EXTRACTED INFORMATION section start

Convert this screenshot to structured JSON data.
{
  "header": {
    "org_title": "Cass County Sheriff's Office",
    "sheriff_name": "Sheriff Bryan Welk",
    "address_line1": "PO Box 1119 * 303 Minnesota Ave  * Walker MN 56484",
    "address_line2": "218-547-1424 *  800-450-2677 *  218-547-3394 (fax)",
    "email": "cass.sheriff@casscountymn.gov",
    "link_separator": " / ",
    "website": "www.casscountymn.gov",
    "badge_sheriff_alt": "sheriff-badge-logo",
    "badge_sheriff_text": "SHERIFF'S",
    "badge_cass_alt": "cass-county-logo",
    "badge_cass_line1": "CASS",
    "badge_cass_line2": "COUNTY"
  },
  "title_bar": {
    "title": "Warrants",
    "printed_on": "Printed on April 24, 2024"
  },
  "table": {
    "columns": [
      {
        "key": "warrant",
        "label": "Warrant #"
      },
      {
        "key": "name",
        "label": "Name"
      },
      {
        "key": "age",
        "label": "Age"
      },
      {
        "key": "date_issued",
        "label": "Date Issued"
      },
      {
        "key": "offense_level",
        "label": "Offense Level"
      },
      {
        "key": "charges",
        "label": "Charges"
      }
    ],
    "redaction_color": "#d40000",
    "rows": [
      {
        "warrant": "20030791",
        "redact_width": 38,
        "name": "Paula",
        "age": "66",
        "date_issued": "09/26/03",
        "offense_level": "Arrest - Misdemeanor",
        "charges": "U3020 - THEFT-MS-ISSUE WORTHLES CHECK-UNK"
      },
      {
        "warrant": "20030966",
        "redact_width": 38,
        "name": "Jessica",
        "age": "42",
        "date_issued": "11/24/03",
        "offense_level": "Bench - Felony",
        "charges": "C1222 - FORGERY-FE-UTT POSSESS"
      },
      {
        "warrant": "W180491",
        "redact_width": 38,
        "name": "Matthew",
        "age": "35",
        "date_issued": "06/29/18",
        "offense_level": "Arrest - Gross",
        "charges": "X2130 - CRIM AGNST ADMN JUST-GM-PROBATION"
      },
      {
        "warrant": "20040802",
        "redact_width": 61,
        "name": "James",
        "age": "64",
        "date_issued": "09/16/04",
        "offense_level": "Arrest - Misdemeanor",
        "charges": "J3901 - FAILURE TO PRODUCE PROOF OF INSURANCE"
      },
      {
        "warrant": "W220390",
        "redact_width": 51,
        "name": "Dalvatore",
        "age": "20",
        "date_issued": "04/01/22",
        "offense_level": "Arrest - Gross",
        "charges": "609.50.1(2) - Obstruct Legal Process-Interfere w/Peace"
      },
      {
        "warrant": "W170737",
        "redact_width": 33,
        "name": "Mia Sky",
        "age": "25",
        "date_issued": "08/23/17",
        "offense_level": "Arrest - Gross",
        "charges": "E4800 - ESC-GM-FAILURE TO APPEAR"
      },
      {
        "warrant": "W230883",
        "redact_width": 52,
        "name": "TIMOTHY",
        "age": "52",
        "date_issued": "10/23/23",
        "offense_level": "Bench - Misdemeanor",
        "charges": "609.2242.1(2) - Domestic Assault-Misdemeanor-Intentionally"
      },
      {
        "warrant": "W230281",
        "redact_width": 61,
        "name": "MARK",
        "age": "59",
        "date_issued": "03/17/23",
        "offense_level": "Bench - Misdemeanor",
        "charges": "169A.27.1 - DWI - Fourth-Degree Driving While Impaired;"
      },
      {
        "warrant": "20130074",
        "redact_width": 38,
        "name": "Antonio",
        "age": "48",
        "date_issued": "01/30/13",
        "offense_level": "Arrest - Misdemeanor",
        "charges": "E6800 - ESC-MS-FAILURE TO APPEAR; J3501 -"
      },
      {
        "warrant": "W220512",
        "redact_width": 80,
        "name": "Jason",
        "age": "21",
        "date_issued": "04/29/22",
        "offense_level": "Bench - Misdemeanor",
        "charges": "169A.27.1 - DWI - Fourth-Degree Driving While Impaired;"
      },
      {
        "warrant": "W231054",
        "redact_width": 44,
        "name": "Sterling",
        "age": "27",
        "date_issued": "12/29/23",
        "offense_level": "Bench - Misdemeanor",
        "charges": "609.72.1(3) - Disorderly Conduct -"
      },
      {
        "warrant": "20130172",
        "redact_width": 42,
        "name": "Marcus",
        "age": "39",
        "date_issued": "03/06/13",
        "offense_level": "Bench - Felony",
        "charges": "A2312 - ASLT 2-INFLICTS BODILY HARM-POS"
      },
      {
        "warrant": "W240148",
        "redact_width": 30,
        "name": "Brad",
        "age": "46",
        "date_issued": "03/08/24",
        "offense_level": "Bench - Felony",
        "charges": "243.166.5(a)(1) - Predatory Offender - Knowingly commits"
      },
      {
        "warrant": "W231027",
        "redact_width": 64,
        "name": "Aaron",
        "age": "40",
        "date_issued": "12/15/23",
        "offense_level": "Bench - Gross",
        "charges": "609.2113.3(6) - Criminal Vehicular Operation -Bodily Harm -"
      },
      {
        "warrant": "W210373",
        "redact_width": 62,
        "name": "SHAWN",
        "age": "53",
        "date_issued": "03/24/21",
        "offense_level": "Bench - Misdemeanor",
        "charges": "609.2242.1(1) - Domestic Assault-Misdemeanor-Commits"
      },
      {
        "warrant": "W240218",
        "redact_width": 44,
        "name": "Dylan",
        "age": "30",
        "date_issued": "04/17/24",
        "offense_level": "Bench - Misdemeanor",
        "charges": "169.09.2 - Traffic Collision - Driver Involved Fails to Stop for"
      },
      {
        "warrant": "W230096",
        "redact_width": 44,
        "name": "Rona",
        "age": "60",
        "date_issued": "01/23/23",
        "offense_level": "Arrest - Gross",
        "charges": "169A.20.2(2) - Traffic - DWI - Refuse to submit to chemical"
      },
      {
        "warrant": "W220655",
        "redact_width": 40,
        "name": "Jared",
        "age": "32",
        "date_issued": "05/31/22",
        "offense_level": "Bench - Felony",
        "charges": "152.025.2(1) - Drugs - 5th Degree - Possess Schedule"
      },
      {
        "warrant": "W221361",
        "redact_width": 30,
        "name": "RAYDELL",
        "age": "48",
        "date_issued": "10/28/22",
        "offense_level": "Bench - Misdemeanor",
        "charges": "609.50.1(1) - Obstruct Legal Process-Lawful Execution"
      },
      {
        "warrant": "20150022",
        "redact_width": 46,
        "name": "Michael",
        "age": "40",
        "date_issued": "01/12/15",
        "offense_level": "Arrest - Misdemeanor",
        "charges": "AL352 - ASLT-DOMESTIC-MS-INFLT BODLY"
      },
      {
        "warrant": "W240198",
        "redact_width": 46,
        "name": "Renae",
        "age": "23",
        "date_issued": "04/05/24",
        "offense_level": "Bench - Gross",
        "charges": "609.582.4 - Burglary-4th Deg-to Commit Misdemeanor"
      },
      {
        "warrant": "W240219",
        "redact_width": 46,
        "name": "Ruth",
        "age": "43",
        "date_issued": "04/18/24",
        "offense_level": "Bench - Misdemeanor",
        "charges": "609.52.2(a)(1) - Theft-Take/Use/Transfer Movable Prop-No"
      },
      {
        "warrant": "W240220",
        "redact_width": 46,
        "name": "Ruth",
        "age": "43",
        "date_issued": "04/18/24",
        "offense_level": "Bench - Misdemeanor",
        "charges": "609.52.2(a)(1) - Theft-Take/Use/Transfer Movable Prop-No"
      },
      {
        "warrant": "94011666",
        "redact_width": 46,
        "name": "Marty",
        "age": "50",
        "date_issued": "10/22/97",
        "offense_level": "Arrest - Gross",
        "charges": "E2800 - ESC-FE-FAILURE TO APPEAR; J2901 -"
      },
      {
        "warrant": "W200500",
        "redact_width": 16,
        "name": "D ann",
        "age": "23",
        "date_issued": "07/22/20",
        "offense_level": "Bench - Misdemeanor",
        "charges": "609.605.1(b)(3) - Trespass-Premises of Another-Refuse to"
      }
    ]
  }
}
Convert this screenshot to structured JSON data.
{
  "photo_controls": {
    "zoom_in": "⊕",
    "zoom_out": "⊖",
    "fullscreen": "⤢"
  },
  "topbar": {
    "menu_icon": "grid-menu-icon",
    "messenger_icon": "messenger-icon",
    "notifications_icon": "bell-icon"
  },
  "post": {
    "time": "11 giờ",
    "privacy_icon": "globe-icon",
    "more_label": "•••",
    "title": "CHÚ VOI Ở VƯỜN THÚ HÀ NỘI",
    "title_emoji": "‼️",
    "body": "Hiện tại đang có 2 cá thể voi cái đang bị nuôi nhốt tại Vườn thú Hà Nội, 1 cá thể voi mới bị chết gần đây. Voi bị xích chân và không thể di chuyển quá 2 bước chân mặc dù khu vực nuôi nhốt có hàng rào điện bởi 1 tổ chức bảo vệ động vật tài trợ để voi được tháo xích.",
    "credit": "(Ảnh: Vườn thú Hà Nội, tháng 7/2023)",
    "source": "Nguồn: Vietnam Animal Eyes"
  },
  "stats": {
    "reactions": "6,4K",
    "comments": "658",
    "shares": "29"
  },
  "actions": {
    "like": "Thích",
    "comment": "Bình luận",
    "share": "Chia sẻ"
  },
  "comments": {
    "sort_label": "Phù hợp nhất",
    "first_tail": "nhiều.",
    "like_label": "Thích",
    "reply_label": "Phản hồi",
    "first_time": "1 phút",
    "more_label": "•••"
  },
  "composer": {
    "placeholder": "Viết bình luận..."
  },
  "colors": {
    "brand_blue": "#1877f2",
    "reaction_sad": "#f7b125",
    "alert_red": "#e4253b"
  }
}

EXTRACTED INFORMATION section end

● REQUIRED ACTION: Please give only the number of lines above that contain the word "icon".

● TASK ANSWER: 4